Winful Asamoah Yirenkyi, a professional teacher who retired in 2015, is for the first time in his life cultivating a farm.

With a career spanning over 30 years, he has tutored English Literature in basic and second-cycle institutions and has also been a district education officer.

At 66, Mr. Asamoah Yirenkyi’s quest to keep active and healthy as advised by his doctor motivated him into agriculture.

“I went for surgery and the doctor explained that I am very strong except my pelvic floor is weak and could only strengthen if I get active. He suggested I enter into subsistence farming and here I am”, he explained.

Agriculture is essential to Ghana’s economy. It has a greater impact on poverty reduction than other sectors and is critical for rural development and its associated social stabilization, environmental sustainability, and buffer during economic shocks.

According to the Ministry of food and agriculture, the sector provides employment for over 44.7% of the populace in the country. It serves as a major source of foreign exchange, Ghana exported non-traditional agricultural commodities worth 1,901 million cedis in 2016. It also contributes about 20% to the annual GDP and serves as a major source of food whilst providing raw materials for industries.

Small-sized and medium-sized farms of up to 10 hectares account for 90% of cultivated lands.

After six weeks of planting 700 seedlings of cocoa, 500 suckers of plantain, and maize on one and a half acres of land, Mr. Asamoah Yirenkyi is filled with joy to see his maize tussling, suckers sprouting and cocoa showing good signs of life.

Though agriculture in Ghana is faced with some development issues, the government over the years through policies like planting for food and jobs continues to make huge investments in the sector.

Mr. Asamoah Yirenkyi explains that most of his cocoa seedlings and plantain suckers were procured for free from MOFA.

He plans of selling harvests from cash crops and most of the food crops he has cultivated.

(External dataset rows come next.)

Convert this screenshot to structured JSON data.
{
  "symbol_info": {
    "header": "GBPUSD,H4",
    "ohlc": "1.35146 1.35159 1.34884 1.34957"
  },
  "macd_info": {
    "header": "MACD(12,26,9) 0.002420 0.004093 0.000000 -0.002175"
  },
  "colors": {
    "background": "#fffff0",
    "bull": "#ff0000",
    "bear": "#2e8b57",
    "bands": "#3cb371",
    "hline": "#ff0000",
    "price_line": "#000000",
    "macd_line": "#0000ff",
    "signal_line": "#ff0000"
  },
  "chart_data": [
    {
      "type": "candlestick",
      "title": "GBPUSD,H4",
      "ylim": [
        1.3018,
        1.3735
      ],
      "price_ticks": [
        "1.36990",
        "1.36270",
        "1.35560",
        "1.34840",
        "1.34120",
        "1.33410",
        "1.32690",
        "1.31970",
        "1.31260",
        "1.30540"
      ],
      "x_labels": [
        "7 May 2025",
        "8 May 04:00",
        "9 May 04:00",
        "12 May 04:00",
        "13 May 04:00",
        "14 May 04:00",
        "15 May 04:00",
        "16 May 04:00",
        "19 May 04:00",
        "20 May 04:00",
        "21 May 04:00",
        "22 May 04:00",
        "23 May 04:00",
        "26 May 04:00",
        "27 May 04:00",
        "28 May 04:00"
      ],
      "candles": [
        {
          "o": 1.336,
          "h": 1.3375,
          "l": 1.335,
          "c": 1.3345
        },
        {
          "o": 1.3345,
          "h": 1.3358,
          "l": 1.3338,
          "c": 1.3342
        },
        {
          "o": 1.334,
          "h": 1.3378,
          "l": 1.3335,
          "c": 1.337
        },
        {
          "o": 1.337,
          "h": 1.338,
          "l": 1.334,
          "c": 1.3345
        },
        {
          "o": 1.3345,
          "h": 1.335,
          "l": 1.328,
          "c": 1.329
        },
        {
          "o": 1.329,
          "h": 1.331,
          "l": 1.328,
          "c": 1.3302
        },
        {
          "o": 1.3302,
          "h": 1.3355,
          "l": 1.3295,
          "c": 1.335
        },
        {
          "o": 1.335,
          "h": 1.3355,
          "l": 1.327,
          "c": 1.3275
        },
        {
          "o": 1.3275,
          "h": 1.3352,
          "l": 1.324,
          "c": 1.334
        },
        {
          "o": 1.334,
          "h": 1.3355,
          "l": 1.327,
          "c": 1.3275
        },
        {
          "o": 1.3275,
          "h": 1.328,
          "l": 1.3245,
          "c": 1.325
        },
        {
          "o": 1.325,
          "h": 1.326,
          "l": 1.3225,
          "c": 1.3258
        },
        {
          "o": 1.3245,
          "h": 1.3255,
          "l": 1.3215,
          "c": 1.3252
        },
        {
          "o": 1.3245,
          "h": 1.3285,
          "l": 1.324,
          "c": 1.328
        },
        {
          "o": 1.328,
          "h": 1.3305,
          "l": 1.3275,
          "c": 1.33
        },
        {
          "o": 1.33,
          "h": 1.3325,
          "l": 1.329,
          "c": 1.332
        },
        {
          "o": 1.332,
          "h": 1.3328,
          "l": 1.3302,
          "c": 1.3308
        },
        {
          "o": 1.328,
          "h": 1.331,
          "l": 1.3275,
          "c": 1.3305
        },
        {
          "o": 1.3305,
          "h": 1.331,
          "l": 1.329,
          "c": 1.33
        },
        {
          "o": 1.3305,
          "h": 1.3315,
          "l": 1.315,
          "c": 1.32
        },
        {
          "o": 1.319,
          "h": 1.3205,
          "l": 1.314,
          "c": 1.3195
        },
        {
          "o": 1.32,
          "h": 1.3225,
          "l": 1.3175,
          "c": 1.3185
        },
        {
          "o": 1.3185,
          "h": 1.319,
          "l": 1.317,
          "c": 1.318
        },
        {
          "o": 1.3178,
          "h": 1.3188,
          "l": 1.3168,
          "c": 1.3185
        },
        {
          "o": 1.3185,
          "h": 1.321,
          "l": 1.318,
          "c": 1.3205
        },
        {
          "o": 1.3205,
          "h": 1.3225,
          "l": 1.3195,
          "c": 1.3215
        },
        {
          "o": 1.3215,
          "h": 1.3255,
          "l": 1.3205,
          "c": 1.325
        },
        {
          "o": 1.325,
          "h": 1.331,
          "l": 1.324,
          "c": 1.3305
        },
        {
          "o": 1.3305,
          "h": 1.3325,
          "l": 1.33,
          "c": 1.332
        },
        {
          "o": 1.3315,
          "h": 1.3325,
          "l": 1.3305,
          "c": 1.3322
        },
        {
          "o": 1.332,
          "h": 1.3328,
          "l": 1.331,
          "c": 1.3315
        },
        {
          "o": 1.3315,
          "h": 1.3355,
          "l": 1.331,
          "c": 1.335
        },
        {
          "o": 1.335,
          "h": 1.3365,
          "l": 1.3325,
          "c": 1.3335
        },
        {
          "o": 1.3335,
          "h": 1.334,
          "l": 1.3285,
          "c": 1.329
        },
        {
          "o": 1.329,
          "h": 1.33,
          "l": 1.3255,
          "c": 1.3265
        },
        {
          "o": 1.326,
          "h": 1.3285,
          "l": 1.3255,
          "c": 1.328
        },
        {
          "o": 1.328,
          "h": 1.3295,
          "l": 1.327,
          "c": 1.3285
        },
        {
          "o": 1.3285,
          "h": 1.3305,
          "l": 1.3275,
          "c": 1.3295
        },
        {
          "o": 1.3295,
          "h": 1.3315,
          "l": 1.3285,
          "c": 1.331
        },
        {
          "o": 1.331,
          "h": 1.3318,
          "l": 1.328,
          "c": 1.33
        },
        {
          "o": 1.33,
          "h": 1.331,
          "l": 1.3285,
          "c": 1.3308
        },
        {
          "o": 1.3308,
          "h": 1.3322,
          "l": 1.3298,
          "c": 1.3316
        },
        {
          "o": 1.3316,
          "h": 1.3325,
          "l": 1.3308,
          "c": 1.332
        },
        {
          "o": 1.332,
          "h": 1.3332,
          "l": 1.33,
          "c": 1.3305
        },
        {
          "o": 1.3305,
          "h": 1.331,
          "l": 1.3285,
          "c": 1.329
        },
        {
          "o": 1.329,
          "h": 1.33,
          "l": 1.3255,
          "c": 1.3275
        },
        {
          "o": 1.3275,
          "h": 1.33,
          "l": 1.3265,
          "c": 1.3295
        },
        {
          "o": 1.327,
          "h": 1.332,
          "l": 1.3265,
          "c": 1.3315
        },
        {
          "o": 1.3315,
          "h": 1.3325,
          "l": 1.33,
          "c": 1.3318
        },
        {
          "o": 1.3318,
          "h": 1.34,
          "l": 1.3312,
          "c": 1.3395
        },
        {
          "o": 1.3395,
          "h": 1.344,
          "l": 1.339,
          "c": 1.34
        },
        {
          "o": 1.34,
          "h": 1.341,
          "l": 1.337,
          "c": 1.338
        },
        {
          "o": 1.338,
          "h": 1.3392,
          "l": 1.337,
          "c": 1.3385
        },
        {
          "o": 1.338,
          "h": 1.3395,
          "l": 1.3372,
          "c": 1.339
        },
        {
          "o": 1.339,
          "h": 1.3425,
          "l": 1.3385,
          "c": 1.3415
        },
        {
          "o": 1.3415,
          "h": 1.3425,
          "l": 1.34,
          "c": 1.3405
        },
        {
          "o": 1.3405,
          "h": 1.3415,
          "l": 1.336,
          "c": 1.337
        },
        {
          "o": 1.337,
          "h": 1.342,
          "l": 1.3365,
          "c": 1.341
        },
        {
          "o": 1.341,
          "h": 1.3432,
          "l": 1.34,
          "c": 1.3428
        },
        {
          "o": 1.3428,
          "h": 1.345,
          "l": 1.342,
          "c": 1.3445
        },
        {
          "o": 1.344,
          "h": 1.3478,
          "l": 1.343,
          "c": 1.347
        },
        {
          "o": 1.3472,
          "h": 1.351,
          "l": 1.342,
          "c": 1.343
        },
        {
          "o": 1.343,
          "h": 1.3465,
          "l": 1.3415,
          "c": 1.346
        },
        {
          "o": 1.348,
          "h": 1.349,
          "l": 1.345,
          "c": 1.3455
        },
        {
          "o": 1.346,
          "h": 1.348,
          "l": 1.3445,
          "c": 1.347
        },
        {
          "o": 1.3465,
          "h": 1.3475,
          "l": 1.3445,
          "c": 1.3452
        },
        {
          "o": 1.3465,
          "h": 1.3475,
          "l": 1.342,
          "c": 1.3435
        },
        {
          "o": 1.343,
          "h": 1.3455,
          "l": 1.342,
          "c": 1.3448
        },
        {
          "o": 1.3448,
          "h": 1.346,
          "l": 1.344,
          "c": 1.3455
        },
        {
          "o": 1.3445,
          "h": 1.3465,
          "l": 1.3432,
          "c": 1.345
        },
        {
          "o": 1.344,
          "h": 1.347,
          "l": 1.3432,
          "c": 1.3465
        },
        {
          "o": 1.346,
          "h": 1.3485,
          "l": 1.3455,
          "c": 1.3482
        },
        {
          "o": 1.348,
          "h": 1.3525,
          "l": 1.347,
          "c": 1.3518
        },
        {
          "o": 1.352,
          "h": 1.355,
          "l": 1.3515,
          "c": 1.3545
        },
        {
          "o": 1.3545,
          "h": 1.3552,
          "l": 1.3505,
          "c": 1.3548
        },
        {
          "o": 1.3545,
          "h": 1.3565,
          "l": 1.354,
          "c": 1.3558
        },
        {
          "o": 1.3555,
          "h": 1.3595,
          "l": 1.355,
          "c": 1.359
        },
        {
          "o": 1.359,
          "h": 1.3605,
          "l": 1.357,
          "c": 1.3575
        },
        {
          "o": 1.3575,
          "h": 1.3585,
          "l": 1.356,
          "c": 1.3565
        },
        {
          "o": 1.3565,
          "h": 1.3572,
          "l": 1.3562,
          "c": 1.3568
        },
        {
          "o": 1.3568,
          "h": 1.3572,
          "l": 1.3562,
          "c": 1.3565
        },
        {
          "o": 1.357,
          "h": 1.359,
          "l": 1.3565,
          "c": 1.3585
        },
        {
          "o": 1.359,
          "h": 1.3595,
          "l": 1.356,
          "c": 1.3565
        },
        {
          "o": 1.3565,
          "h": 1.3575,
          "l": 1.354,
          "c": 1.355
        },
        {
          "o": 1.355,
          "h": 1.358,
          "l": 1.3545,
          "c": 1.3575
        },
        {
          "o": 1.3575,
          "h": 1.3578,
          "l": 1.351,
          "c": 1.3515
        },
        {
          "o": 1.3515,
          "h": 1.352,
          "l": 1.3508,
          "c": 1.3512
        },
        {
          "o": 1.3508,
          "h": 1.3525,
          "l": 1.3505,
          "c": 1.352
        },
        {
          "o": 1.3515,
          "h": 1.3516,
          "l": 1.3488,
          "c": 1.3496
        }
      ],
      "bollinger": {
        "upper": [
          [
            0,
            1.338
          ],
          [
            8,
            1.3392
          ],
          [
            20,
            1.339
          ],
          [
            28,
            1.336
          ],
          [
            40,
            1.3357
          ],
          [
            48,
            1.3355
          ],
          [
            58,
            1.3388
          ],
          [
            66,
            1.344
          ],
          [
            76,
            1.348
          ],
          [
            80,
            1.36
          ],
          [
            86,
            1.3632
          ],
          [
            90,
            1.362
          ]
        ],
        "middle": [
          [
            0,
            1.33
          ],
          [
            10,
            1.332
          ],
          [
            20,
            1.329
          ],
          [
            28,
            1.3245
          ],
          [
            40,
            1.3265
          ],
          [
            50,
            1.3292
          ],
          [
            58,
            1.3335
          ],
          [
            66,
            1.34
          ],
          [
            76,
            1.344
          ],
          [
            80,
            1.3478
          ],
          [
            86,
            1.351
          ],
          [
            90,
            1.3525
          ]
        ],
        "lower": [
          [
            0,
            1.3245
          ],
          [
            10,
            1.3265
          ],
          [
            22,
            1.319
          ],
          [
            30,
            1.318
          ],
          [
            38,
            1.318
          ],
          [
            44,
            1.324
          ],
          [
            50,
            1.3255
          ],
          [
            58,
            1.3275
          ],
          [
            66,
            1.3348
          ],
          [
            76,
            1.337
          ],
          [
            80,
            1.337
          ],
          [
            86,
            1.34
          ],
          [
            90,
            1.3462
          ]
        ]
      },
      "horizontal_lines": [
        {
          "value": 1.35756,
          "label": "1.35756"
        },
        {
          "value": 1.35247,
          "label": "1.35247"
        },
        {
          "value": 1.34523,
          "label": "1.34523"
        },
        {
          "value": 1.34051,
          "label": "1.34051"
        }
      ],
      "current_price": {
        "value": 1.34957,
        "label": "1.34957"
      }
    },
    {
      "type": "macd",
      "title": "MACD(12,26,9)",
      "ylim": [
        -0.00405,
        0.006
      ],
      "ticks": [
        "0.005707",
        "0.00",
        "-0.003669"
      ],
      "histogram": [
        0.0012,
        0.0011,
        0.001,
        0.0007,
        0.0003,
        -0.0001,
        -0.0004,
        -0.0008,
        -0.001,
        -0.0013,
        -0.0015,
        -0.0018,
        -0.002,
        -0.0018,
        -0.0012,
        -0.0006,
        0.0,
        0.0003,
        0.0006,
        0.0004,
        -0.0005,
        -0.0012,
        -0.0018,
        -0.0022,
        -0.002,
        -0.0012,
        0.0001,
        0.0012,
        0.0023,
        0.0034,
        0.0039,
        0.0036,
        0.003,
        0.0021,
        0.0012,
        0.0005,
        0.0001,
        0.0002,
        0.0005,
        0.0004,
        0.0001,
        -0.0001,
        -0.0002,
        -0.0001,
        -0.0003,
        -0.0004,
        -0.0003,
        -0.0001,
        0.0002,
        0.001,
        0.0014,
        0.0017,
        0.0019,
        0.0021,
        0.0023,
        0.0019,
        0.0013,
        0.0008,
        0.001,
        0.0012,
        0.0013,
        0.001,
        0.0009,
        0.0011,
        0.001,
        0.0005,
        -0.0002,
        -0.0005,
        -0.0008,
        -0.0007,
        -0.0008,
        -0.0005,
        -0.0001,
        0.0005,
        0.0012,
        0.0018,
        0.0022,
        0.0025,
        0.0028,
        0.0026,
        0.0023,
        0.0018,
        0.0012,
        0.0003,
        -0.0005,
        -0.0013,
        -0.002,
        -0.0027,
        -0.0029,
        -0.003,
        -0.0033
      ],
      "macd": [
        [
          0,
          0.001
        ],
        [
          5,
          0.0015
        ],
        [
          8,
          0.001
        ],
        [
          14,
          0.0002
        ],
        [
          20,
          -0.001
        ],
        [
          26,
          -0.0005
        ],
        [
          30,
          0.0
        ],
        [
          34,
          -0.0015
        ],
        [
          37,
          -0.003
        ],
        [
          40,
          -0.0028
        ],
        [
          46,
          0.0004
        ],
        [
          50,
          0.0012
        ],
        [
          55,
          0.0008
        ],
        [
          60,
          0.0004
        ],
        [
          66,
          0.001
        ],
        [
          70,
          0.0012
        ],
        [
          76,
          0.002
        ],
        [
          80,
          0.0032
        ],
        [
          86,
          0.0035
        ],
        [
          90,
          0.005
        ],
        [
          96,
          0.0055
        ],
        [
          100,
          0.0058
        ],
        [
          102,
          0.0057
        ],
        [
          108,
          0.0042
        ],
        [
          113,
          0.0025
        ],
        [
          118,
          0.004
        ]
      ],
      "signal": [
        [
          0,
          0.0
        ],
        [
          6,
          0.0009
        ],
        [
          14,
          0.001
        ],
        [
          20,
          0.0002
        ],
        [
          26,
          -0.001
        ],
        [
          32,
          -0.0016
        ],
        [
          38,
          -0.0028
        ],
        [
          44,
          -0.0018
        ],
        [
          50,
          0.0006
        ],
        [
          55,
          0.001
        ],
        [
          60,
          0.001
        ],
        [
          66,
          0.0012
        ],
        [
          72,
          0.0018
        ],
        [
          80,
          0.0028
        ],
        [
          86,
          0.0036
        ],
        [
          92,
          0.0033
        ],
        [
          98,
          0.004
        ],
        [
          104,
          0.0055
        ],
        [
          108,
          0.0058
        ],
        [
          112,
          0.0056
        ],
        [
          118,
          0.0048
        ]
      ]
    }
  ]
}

“What I’m doing is semi-subsistence. I’ll get some crops to feed on and can get some to sell’, explained.

So far, over 3,000 cedis has been invested in labor, planting materials, and weedicides.

Source: Ghana/ Eli Senyega